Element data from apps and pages
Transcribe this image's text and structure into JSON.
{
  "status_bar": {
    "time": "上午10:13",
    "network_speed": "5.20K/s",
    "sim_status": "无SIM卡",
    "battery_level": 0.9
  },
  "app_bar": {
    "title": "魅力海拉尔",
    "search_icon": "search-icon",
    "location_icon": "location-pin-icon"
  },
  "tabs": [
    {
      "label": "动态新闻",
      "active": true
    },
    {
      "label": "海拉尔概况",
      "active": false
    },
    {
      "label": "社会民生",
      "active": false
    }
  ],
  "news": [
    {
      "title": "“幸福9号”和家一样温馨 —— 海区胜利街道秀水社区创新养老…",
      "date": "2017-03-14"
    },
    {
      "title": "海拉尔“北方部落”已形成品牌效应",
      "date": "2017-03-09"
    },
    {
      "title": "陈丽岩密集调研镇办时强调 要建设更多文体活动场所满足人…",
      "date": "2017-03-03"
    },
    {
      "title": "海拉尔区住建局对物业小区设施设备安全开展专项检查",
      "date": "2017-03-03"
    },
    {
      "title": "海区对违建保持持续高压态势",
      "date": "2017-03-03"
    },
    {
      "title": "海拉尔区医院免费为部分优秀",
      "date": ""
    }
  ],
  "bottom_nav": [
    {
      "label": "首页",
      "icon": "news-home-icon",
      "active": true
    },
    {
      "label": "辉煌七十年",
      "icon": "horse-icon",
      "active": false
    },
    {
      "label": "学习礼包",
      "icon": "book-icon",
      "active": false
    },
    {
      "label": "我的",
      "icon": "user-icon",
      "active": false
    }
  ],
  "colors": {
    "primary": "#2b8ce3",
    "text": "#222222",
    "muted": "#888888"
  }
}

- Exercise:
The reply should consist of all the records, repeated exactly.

- Task response:
Transcribe this image's text and structure into JSON.
{
  "status_bar": {
    "time": "上午10:13",
    "network_speed": "5.20K/s",
    "sim_status": "无SIM卡",
    "battery_level": 0.9
  },
  "app_bar": {
    "title": "魅力海拉尔",
    "search_icon": "search-icon",
    "location_icon": "location-pin-icon"
  },
  "tabs": [
    {
      "label": "动态新闻",
      "active": true
    },
    {
      "label": "海拉尔概况",
      "active": false
    },
    {
      "label": "社会民生",
      "active": false
    }
  ],
  "news": [
    {
      "title": "“幸福9号”和家一样温馨 —— 海区胜利街道秀水社区创新养老…",
      "date": "2017-03-14"
    },
    {
      "title": "海拉尔“北方部落”已形成品牌效应",
      "date": "2017-03-09"
    },
    {
      "title": "陈丽岩密集调研镇办时强调 要建设更多文体活动场所满足人…",
      "date": "2017-03-03"
    },
    {
      "title": "海拉尔区住建局对物业小区设施设备安全开展专项检查",
      "date": "2017-03-03"
    },
    {
      "title": "海区对违建保持持续高压态势",
      "date": "2017-03-03"
    },
    {
      "title": "海拉尔区医院免费为部分优秀",
      "date": ""
    }
  ],
  "bottom_nav": [
    {
      "label": "首页",
      "icon": "news-home-icon",
      "active": true
    },
    {
      "label": "辉煌七十年",
      "icon": "horse-icon",
      "active": false
    },
    {
      "label": "学习礼包",
      "icon": "book-icon",
      "active": false
    },
    {
      "label": "我的",
      "icon": "user-icon",
      "active": false
    }
  ],
  "colors": {
    "primary": "#2b8ce3",
    "text": "#222222",
    "muted": "#888888"
  }
}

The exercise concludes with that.